and thickness, edge the main avenues and connect the club grounds with the
steamboat wharves and piers.
the summer season a ferry line steamer - Le Roy Brooks - runs between the club
ground and Put-in-Bay, and viewed from the steamer's decks as she approaches the
former place, presents an exceedingly attractive appearance. Club resorters
crowd the wide pier, idly promenade the avenues, or recline in the deep, cool
shadows of spreading trees. Cots, ca~Lp chairs, rockers and tete-a-tetes stand
ready for occupation, and luxurious hammocks swing invitingly.
club consists of 200 members, having been limited to that number, and represents
some of the wealthiest and most influential families of Toledo, Cleveland,
Cincinnati, Springfield, Dayton, Chicago and other cities.
the club membership, or on the list of invited guests, annually appear names of
prominent men such as Governor Asa Bushnell and representatives of his staff;
Senator Foraker, General J. Warren Keiffer, Judge Haynes, ex-Secretary of the
Treasury Charles Foster, and Senator Hanna.
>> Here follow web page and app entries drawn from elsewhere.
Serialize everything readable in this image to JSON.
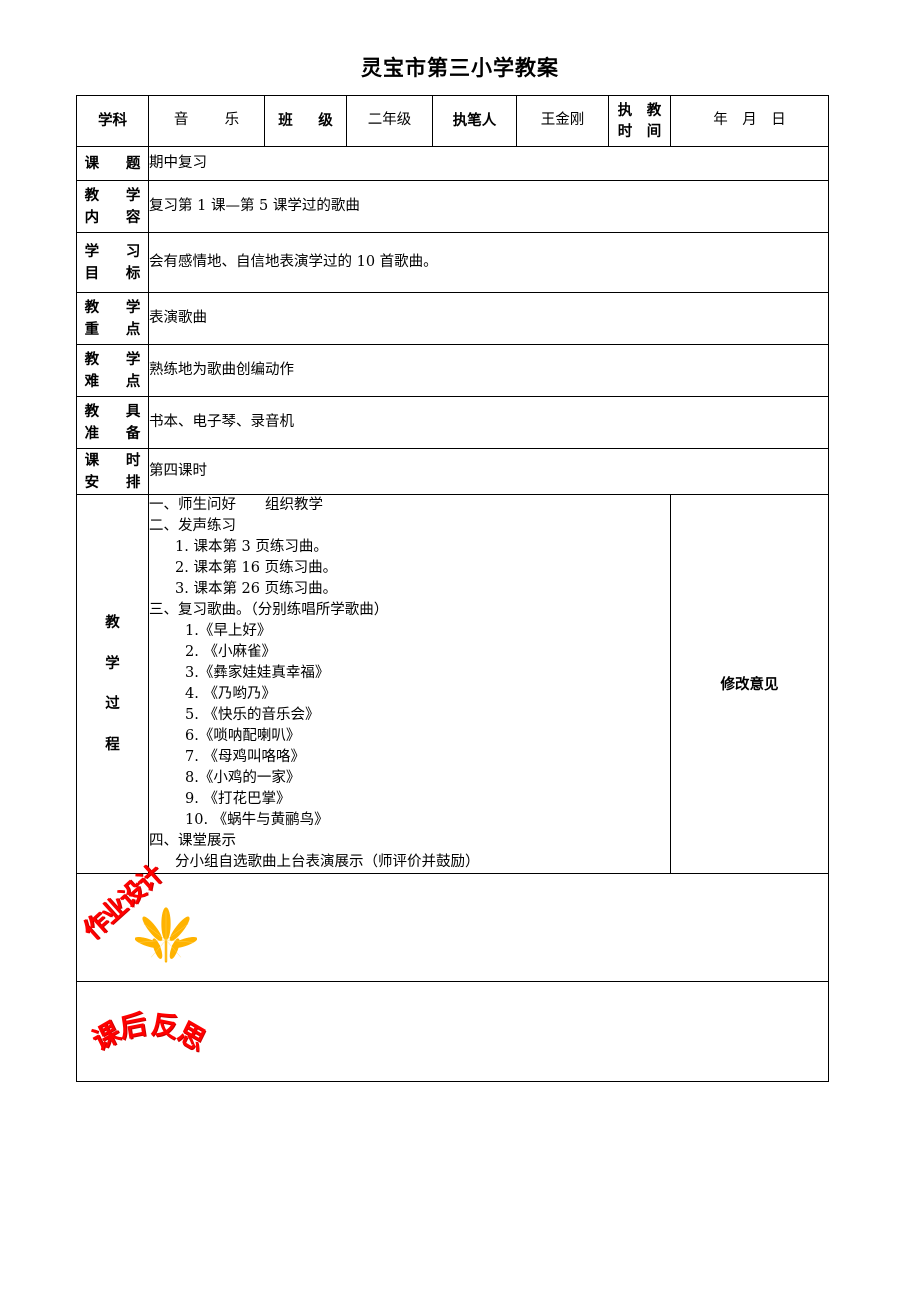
{
  "document": {
    "title": "灵宝市第三小学教案"
  },
  "header_row": {
    "subject_label": "学科",
    "subject_value": "音　乐",
    "class_label": "班　级",
    "class_value": "二年级",
    "author_label": "执笔人",
    "author_value": "王金刚",
    "teach_time_label_line1": "执　教",
    "teach_time_label_line2": "时　间",
    "teach_time_value": "年　月　日"
  },
  "info_rows": [
    {
      "label_line1": "课　题",
      "label_line2": "",
      "value": "期中复习"
    },
    {
      "label_line1": "教　学",
      "label_line2": "内　容",
      "value": "复习第 1 课—第 5 课学过的歌曲"
    },
    {
      "label_line1": "学　习",
      "label_line2": "目　标",
      "value": "会有感情地、自信地表演学过的 10 首歌曲。"
    },
    {
      "label_line1": "教　学",
      "label_line2": "重　点",
      "value": "表演歌曲"
    },
    {
      "label_line1": "教　学",
      "label_line2": "难　点",
      "value": "熟练地为歌曲创编动作"
    },
    {
      "label_line1": "教　具",
      "label_line2": "准　备",
      "value": "书本、电子琴、录音机"
    },
    {
      "label_line1": "课　时",
      "label_line2": "安　排",
      "value": "第四课时"
    }
  ],
  "process": {
    "vertical_label": [
      "教",
      "学",
      "过",
      "程"
    ],
    "opinion_header": "修改意见",
    "lines": [
      {
        "text": "一、师生问好　　组织教学",
        "indent": 0
      },
      {
        "text": "二、发声练习",
        "indent": 0
      },
      {
        "text": "1. 课本第 3 页练习曲。",
        "indent": 1
      },
      {
        "text": "2. 课本第 16 页练习曲。",
        "indent": 1
      },
      {
        "text": "3. 课本第 26 页练习曲。",
        "indent": 1
      },
      {
        "text": "三、复习歌曲。（分别练唱所学歌曲）",
        "indent": 0
      },
      {
        "text": "1.《早上好》",
        "indent": 2
      },
      {
        "text": "2. 《小麻雀》",
        "indent": 2
      },
      {
        "text": "3.《彝家娃娃真幸福》",
        "indent": 2
      },
      {
        "text": "4. 《乃哟乃》",
        "indent": 2
      },
      {
        "text": "5. 《快乐的音乐会》",
        "indent": 2
      },
      {
        "text": "6.《唢呐配喇叭》",
        "indent": 2
      },
      {
        "text": "7. 《母鸡叫咯咯》",
        "indent": 2
      },
      {
        "text": "8.《小鸡的一家》",
        "indent": 2
      },
      {
        "text": "9. 《打花巴掌》",
        "indent": 2
      },
      {
        "text": "10. 《蜗牛与黄鹂鸟》",
        "indent": 2
      },
      {
        "text": "四、课堂展示",
        "indent": 0
      },
      {
        "text": "分小组自选歌曲上台表演展示（师评价并鼓励）",
        "indent": 1
      }
    ]
  },
  "stamps": {
    "homework": {
      "text": "作业设计",
      "color": "#ff0000",
      "leaf_icon": "maple-leaf-icon",
      "leaf_color": "#ffb300"
    },
    "reflection": {
      "text": "课后反思",
      "chars": [
        "课",
        "后",
        "反",
        "思"
      ],
      "color": "#ff0000"
    }
  }
}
These, and other distinguished
public men, with their families, are members or guests at this resort. Among
society people of prominence entertained there from time to time may be
mentioned the Misses Clay of Lexington, Kentucky; Miss Rusk, daughter of
Jeremiah Rusk, Mrs. Reese, sister of Senator Sherman, and ladies of like
cottage of John Berdan has won distinction as the home, for two or three weeks
during his presidential campaign, of Benjamin Harrison and family, who were then
guests of the club.
at the club is delightful, and rest, recreation and happiness are found in
measure unrestricted. Lawn tennis, bicycle riding, bathing, boating and other
pastimes occupy old and young. Music by the hotel orchestra, piano or mandolin
may be heard during the afternoon and evening. Singing by select solo and
quartette performers fill the air with a medley of sweet sounds, Rehberg's hall
echoes to the feet of dancers, gaily painted boats and swift winged yachts put
out from shore laden with pleasure parties. Propellers, cargo laden, and strings
of barges bound up and down the great highways of commerce, come and go, and
shadowy sails appear, to vanish again in the blending haze of sea and sky. Such
is life at this little earthly paradise.
resorts there is none which so strongly attracts the gayer portion of visiting
crowds than that known as "Wehrle's Hall" where:
and pleasure meet
chase the glowing hours with flying feet,"
by day and night from the opening of the season to its close are heard the
sounds of music and the dance, and thousands come and go, as many as a thousand
persons having been on some occasions represented in the hall, the assemblage
consisting of hotel guests from Put-in-Bay, island dwellers and parties from
Sandusky and other points who arrive on moonlight excursions. On such occasions
the hall is a blaze of light, the orchestra plays, the whistle of busy ferry
boats is heard - the Ina, a well known and favored little steamer and other
boats being represented - and red and green lights twinkle across the channel
a late hour when the entertainment is over, and the steamers with their crowds
move away, the band strikes up a lively selection, a cannon mouths forth a
parting salute and shouts and cheers resound.
hall occupies the upper portion of an extensive building fronting the steamboat
wharves, and is reached from the outside by flights of stairs. A wide balcony
projects over the entire front and across the end overlooking the residence and
private grounds of the late Andrew Wehrle. The hall is wainscotted with light
oak or maple. At one end is the music platform, at the other end billiard and
other tables. From a side counter customers order refreshments of all sorts,
which may be had, from a dish of ice cream to wines of every brand, and the
tempting goblet with its color and sparkle and seductive sweets goes round.
the hall are the vaults of the Wehrle Wine company, which contains, it is said,
some of the largest casks in the world.
All Contents Copyright © 2000, 2001 by Middle Bass on the Web, Inc. All rights reserved.
Reproduction without written permission is forbidden for any purposes other than personal use.
Revised: 21 Jul 2008 07:49:56.
This page has been accessed Failed to execute CGI : Win32 Error Code = 2